world, supplementing my Ignorance from his own
experience in an unobtrusive manner. He invariably
allowed me to pretend that I knew much more than
I really did. It was a delicately adjusted, mutual
understanding. I seldom asked him a straight ques-
tion or admitted any Ignorance, and'he taught me by
referring to things as though I already knew them.
I can remember' no instance when he failed In this
tactful behaviour and his silences were beyond praise.

Meanwhile I am still reading Mr. Sponge in the
schoolroom. But it must not be supposed that I
launched myself in the hunting-field with unpre-
meditative temerity. Far from it. It was all very
well to be reading about how Mr. Sponge bought' a
new pair of top-boots In Oxford Street sixty years ago.
But the notion of my Inexpert self acquiring such
unfamiliar accoutrements seemed problematic and
audacious. My trepidation blinded me to the obvious
fact that bootmakers were willing, and even eager, to
do their best for me. Nevertheless, I enjoyed dressing
up as a sportsman, and the box-cloth gaiters which I
had bought in Ashbrldge were a source of consider-
able satisfaction when they encased my calves, and
Miriam's long-suffering face looked in at the book-
room door with "Your horse, sir"—for Dixon liked
to bring the horse round to the front door when I was
going out for a ride.

I always went out alone, for the driving horse was
a nonentity and seldom appeared without the dog-
cart. Also, as I have already explained, I was
making my equestrian experiment without active

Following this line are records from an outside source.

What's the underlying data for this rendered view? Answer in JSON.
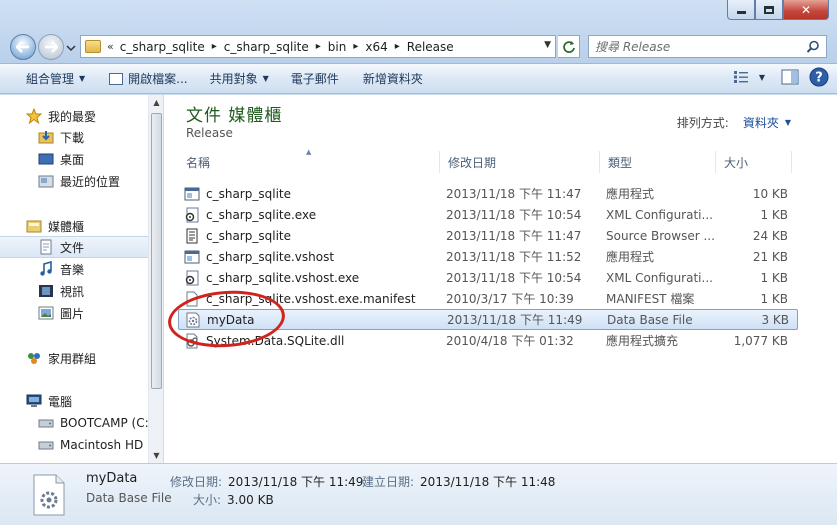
{
  "window": {
    "controls": {
      "minimize": "—",
      "maximize": "□",
      "close": "✕"
    }
  },
  "navigation": {
    "back_icon": "back-arrow-icon",
    "forward_icon": "forward-arrow-icon",
    "address": {
      "overflow": "«",
      "crumbs": [
        "c_sharp_sqlite",
        "c_sharp_sqlite",
        "bin",
        "x64",
        "Release"
      ]
    },
    "search_placeholder": "搜尋 Release"
  },
  "commandbar": {
    "organize": "組合管理",
    "open_file": "開啟檔案...",
    "share": "共用對象",
    "email": "電子郵件",
    "new_folder": "新增資料夾"
  },
  "navpane": {
    "favorites": "我的最愛",
    "downloads": "下載",
    "desktop": "桌面",
    "recent": "最近的位置",
    "libraries": "媒體櫃",
    "documents": "文件",
    "music": "音樂",
    "videos": "視訊",
    "pictures": "圖片",
    "homegroup": "家用群組",
    "computer": "電腦",
    "bootcamp": "BOOTCAMP (C:)",
    "macintosh": "Macintosh HD (I"
  },
  "library": {
    "title": "文件 媒體櫃",
    "subtitle": "Release",
    "arrange_label": "排列方式:",
    "arrange_value": "資料夾"
  },
  "columns": {
    "name": "名稱",
    "date": "修改日期",
    "type": "類型",
    "size": "大小"
  },
  "files": [
    {
      "name": "c_sharp_sqlite",
      "date": "2013/11/18 下午 11:47",
      "type": "應用程式",
      "size": "10 KB",
      "icon": "app-icon"
    },
    {
      "name": "c_sharp_sqlite.exe",
      "date": "2013/11/18 下午 10:54",
      "type": "XML Configurati...",
      "size": "1 KB",
      "icon": "config-icon"
    },
    {
      "name": "c_sharp_sqlite",
      "date": "2013/11/18 下午 11:47",
      "type": "Source Browser ...",
      "size": "24 KB",
      "icon": "document-icon"
    },
    {
      "name": "c_sharp_sqlite.vshost",
      "date": "2013/11/18 下午 11:52",
      "type": "應用程式",
      "size": "21 KB",
      "icon": "app-icon"
    },
    {
      "name": "c_sharp_sqlite.vshost.exe",
      "date": "2013/11/18 下午 10:54",
      "type": "XML Configurati...",
      "size": "1 KB",
      "icon": "config-icon"
    },
    {
      "name": "c_sharp_sqlite.vshost.exe.manifest",
      "date": "2010/3/17 下午 10:39",
      "type": "MANIFEST 檔案",
      "size": "1 KB",
      "icon": "blank-file-icon"
    },
    {
      "name": "myData",
      "date": "2013/11/18 下午 11:49",
      "type": "Data Base File",
      "size": "3 KB",
      "icon": "database-file-icon"
    },
    {
      "name": "System.Data.SQLite.dll",
      "date": "2010/4/18 下午 01:32",
      "type": "應用程式擴充",
      "size": "1,077 KB",
      "icon": "dll-icon"
    }
  ],
  "details": {
    "name": "myData",
    "type": "Data Base File",
    "modified_label": "修改日期:",
    "modified_value": "2013/11/18 下午 11:49",
    "created_label": "建立日期:",
    "created_value": "2013/11/18 下午 11:48",
    "size_label": "大小:",
    "size_value": "3.00 KB"
  },
  "colors": {
    "selection_border": "#7da2ce",
    "annotation_circle": "#d0231e",
    "library_title": "#1f5a1f"
  }
}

interference or supervision. When I got home again
Dixon would ask, "Did he go all right?" and I
would .hang about the loose-box while Harkaway was